|Hi||/i/ <i>||/u/ <u>|
|Mid||/ɛ/ <e>||/o/ <o>|
|Hi||/æ/ <a>||/ɑ/ <ah>|
with three degrees of height, a binary front-back distinction, and rounding in the back non-low vowels.
I would like the <e> vowel to be a little higher, to maximize contrast with /æ/, but we've got an explicit negative example where the dath ilani Merrin struggles to pronounce the French name "Félix", which
p - /p/
d - /d/
k/c - /k/
f - /f/
s - /s/
th - /θ/
sh - /ʃ/
h - /h/
ts - /t͡s/
l - /L/ (for maximal distinctiveness from /j/, I'm assuming this to be universally a dark/velarized l, rather than copying English's light/dark allophony; the presence of this and /v/ justify the lack of /w/)
r - /r/ (for maximal distinctiveness from /l/, I'll assume this to be a tap/trill even though that's not the most natural reading for most Anglophones).
y - /j/
m - /m/
n - /n/
The lack of /g/ is not typologically odd, but the lack of isolated /t/ (assuming that <ts> is, in fact, an affricate, which seems reasonable given the existence of <ch> and the lack of other /Cs/ clusters in onset positions) in the presence of /p/ and /d/ is a bizarre gap.
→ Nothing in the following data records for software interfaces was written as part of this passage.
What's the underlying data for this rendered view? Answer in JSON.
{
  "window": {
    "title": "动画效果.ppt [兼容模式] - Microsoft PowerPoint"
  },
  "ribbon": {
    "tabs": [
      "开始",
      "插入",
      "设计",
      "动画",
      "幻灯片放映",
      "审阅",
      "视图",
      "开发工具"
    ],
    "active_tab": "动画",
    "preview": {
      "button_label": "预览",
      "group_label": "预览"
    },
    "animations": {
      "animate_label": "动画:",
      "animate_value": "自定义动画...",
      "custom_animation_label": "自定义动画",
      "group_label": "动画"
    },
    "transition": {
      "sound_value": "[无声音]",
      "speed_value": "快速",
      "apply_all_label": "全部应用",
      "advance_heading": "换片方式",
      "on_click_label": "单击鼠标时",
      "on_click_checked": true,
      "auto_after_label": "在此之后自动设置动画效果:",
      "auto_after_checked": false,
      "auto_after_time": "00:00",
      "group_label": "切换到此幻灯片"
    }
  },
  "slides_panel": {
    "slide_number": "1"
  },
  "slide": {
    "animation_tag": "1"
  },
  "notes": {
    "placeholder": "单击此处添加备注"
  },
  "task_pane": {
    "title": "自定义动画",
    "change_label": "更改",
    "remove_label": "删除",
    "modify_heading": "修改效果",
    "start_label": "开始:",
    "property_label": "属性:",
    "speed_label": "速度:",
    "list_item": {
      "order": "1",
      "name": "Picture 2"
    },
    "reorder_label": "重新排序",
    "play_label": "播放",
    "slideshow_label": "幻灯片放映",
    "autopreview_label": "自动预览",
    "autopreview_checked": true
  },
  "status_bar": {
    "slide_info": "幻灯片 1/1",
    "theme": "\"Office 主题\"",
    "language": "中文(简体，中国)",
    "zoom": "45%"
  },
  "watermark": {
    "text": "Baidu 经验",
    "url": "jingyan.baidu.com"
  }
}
On that basis, and because there seems to be a fairly robust voicing distinction in the affricates, I infer that there should also be /t/ and /g/ phonemes, even though they happen to be missing from this dataset. Additionally, I feel we ought to fill in unattested */ʒ/, */d͡z/, and */d͡ʒ/, on the basis that, having decided that voicing was usefully distinctive for all other obstruents, the in-world engineers of Baseline wouldn't have just left those specific place/manner combinations unused!
|Plosive||p b||t d||k g||(ʔ)|
|Fricative||f v||θ ð||s z||ʃ ʒ||h|
|Affricate||t͡s d͡z||t͡ʃ d͡ʒ|
The fricatives are a little bit weird; I probably would have dropped θ/ð and h in exchange for x/ɣ to maximize distinctiveness and get slightly better correspondence between fricative and plosive series. But perhaps the in-world justification is that they just Wanted More Options for making more short words, and the possibility of x/h confusion pushed for pulling in the dental fricatives instead, despite the labial/dental/alveolar confusability. And for the plosives, I think it would make sense if all of the voiceless plosives were also secondarily aspirated--we've only got two plosive series, so we might as well make them as phonetically distinctive as possible!
- Syllables have the form (C1)V((r)C2)(s|z)), where:
- C1 is any consonant.
- C2 is any consonant except /h/
- The optional /r/ cannot occur before another /r/ in the C2 slot.
- The optional final sibilant cannot occur after another sibilant in the C2 slot.
- /s/ cannot occur after voiced stops/fricatives
- /z/ cannot occur-- after voiceless stops/fricatives
- A syllable cannot end with the same consonant with which the next syllable starts (nor should t/d precede t͡s/d͡z or t͡ʃ/d͡ʒ, respectively).
- Vowels cannot occur in hiatus, and l and r cannot in hiatus with themselves, with extra-syllabic glottal stops being inserted for repair.
Making codas more complex than onsets is just weird, and I cannot justify that in-world at all, but that seems to be where the available data is pointing. Maybe it allows sub-syllable-level suffixing/infixing morphology?
We have no data on tone or stress, so I assume that by default that Baseline has some sort of non-lexical, predictable stress system--e.g., strict initial stress. However, based on character's commenting on how many syllables are required to say something in various languages, and treating syllable count as a reliable measure of how long an utterance is / how much effort it takes to express something, I infer that the language is syllable-timed, rather than stress- or mora-timed.
Making another default assumption that the maximum onset principle for syllabification applies, the attested syllables are as follows:
i il im
beth bi bo
ka kar kel ko
lan le lim lis lorm
ma mel mer mi
ral ran rez rin run
thal tham thel thin thor